To do: Pick every line out of the entries below that holds the string "informasi", and report them.

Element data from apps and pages
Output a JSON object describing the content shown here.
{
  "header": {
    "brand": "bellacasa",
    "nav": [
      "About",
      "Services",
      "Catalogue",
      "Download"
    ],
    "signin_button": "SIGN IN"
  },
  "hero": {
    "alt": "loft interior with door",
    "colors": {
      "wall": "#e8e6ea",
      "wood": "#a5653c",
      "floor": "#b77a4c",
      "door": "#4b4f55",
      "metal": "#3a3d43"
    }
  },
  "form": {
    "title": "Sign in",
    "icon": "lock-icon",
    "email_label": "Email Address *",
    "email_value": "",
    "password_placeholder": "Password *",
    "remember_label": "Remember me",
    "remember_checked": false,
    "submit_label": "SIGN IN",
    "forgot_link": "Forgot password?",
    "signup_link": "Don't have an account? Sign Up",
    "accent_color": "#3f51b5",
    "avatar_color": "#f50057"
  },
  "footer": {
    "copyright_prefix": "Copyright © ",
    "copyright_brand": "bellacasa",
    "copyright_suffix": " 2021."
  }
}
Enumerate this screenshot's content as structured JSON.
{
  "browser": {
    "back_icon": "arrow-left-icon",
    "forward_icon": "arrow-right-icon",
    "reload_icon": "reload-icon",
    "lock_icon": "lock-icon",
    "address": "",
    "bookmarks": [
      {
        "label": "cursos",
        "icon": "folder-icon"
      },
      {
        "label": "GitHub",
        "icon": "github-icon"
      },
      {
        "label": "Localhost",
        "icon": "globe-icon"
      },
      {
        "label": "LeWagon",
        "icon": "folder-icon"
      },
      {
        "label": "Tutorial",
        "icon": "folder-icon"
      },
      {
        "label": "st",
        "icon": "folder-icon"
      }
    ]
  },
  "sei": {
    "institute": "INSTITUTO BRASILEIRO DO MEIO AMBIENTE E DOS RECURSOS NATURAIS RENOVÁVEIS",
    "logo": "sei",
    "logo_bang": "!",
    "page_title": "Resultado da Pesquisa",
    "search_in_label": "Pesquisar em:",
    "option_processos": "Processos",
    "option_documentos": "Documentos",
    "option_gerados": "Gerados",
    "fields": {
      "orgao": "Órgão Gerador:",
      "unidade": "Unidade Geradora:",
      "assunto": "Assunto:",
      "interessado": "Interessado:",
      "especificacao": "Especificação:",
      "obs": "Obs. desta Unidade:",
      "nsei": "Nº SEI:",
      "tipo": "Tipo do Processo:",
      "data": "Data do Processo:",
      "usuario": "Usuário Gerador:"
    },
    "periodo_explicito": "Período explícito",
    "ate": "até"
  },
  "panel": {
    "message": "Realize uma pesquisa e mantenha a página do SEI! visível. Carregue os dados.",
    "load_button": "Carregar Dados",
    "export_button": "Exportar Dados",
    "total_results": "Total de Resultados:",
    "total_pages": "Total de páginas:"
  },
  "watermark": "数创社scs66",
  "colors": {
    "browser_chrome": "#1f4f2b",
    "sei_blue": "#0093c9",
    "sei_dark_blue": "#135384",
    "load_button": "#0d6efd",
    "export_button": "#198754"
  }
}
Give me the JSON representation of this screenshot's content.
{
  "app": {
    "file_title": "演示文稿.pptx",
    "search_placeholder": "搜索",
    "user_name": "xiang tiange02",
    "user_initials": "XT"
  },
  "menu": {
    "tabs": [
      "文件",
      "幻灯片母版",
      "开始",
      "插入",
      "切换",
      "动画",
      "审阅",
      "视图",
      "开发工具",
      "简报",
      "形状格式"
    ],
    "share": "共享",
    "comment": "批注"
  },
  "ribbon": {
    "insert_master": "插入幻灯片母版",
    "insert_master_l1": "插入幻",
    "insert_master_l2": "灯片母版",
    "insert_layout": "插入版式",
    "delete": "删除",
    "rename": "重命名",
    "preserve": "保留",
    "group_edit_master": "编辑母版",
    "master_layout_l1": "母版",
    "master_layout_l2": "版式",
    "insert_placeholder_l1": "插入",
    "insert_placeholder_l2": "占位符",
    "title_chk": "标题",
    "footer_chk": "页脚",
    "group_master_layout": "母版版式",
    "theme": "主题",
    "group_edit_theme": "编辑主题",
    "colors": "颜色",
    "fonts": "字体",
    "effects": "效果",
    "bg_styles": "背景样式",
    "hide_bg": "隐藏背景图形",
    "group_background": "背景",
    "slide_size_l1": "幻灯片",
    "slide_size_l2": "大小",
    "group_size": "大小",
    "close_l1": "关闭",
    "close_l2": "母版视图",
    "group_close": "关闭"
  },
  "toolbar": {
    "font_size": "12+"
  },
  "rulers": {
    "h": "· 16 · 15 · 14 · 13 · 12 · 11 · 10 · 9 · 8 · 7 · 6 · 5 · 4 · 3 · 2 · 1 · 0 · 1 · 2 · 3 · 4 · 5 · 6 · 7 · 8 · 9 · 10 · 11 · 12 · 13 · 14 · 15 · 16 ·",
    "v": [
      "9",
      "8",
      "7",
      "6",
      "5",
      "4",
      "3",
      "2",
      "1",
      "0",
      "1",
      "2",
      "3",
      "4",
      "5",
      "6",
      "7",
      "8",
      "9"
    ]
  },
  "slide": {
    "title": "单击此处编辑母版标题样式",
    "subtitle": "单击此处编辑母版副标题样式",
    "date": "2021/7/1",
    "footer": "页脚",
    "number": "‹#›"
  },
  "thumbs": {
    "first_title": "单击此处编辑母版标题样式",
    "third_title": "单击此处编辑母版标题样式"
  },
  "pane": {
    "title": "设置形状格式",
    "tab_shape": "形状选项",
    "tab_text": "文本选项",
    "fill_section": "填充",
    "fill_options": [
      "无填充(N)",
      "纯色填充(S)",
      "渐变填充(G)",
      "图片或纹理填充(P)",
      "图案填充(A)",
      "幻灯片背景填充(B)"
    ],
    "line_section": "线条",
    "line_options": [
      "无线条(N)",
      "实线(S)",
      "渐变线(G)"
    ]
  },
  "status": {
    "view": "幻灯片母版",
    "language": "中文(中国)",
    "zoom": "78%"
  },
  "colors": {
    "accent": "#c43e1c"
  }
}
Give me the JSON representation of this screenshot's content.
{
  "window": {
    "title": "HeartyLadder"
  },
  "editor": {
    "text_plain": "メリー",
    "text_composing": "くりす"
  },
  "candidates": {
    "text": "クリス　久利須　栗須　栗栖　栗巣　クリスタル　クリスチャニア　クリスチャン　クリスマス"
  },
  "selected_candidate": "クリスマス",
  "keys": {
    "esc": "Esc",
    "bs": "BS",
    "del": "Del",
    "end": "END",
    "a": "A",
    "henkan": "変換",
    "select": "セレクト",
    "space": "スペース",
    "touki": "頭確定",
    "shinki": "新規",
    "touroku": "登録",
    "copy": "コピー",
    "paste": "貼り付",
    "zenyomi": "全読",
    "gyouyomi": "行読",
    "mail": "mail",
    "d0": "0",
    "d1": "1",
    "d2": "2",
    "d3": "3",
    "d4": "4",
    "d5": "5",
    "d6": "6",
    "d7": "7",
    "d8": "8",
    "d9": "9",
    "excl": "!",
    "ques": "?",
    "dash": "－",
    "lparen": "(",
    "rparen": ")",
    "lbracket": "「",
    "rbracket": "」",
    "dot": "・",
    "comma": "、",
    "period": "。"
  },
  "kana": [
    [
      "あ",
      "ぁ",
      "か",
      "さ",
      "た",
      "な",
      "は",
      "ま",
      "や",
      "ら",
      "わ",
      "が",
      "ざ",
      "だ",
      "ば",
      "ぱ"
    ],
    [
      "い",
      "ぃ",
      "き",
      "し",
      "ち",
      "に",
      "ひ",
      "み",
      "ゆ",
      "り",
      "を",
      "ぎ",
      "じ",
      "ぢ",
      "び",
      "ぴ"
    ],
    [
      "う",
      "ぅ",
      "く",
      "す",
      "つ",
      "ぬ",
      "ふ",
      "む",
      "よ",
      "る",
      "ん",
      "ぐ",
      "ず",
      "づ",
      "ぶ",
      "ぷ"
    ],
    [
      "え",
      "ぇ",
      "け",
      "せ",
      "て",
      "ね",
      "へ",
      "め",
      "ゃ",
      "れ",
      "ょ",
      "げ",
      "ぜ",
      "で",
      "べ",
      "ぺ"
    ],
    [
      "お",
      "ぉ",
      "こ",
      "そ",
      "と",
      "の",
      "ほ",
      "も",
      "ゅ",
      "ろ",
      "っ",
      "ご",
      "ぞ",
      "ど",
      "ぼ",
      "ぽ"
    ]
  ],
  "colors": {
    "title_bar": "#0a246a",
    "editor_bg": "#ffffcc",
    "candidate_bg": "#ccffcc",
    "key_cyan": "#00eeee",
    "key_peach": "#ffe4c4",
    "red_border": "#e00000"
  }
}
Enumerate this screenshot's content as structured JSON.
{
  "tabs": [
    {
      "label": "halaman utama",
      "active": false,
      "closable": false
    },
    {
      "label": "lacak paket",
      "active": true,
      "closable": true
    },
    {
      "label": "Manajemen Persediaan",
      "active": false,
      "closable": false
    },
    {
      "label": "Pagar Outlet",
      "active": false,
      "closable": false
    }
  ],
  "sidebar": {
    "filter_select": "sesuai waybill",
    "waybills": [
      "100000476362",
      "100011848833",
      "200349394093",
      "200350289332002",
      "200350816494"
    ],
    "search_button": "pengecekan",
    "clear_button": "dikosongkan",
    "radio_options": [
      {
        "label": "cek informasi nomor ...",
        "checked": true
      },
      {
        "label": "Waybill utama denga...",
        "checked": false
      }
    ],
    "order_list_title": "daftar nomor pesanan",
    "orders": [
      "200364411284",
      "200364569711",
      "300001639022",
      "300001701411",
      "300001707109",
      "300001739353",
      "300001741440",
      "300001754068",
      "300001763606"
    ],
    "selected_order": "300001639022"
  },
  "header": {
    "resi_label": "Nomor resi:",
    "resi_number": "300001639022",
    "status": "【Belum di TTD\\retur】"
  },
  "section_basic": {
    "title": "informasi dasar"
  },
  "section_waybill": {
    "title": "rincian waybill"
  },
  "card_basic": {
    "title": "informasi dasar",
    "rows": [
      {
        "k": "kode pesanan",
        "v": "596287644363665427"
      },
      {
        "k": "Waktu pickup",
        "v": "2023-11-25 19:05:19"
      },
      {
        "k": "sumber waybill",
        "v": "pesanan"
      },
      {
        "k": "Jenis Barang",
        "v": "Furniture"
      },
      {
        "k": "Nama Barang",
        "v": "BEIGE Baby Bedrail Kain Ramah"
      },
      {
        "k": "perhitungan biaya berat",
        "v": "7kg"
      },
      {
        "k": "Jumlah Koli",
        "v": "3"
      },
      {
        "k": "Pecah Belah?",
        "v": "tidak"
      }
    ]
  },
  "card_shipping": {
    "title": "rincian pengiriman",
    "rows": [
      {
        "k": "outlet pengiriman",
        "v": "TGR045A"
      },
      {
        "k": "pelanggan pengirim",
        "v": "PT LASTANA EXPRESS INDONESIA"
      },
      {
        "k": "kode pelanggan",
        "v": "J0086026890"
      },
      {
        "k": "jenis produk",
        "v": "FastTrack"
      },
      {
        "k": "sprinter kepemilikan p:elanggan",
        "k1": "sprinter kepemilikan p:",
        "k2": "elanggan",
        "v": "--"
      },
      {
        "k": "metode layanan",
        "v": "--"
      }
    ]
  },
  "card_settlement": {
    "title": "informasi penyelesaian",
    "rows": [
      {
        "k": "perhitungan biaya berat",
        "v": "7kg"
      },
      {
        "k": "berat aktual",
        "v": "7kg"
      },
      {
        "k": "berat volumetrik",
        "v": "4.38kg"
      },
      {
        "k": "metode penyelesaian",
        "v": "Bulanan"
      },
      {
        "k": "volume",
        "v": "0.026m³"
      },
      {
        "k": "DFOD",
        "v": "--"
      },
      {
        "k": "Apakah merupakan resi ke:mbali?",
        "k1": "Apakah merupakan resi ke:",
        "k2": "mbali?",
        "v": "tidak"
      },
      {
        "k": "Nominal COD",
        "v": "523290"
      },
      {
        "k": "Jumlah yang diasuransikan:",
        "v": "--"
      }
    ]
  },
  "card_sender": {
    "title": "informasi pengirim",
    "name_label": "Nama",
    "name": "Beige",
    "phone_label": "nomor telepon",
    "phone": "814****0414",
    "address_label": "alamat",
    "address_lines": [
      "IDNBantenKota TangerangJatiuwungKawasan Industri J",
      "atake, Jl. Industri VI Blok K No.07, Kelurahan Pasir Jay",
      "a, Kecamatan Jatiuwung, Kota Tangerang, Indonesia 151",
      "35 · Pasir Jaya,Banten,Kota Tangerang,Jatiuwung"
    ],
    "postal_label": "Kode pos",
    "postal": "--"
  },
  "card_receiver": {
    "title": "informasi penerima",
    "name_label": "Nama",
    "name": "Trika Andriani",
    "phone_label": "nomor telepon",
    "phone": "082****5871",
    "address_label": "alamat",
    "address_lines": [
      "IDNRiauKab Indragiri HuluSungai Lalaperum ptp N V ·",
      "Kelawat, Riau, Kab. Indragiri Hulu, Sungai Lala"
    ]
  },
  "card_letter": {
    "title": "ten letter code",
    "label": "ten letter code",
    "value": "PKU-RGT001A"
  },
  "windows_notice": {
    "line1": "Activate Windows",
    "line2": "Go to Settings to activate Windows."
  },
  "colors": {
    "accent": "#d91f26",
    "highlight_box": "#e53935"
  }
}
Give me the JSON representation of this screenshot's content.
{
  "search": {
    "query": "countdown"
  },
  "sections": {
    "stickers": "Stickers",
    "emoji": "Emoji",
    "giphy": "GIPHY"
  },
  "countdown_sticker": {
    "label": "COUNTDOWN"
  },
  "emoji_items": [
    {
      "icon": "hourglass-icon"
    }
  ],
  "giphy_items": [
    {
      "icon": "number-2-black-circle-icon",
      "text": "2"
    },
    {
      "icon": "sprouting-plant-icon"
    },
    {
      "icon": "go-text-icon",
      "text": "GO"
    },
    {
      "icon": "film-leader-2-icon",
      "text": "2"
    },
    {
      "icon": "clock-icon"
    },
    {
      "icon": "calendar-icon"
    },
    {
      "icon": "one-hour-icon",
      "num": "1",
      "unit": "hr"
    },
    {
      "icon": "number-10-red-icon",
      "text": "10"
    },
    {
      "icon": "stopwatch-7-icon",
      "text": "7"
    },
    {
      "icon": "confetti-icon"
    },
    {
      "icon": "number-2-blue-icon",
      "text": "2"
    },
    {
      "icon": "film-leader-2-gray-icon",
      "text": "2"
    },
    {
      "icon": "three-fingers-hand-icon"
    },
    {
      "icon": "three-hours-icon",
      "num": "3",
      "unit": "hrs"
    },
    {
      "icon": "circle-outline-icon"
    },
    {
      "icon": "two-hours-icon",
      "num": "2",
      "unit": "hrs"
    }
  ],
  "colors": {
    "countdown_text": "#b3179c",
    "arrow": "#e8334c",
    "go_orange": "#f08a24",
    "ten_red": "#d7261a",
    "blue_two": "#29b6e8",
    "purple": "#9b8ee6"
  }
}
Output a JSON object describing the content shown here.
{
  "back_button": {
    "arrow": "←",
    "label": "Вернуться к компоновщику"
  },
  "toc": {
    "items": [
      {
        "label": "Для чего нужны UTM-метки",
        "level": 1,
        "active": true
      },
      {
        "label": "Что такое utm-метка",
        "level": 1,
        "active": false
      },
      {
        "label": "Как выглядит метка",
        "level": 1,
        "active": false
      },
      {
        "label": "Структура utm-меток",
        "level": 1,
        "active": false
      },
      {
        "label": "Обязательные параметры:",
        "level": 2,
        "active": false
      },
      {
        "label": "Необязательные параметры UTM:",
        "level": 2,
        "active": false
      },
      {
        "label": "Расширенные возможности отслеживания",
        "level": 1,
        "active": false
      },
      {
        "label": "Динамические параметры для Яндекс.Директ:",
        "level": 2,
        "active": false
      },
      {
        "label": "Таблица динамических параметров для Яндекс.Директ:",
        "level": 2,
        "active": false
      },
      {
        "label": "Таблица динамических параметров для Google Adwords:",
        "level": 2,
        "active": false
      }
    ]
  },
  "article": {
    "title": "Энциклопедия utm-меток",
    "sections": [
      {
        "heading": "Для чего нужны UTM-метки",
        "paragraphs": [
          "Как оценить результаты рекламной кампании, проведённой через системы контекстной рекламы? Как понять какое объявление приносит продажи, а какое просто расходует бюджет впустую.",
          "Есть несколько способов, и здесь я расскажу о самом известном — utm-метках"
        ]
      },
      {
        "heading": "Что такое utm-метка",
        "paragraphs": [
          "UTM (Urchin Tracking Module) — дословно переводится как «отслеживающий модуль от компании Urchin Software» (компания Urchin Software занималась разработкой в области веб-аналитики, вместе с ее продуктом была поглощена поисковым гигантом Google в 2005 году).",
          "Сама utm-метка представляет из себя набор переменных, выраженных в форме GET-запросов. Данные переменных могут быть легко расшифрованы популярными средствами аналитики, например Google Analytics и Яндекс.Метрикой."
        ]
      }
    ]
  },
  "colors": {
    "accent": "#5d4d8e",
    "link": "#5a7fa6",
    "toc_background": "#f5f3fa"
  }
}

Result for this exercise:
        "label": "cek informasi nomor ...",
    "title": "informasi dasar"
    "title": "informasi dasar",
    "title": "informasi penyelesaian",
    "title": "informasi pengirim",
    "title": "informasi penerima",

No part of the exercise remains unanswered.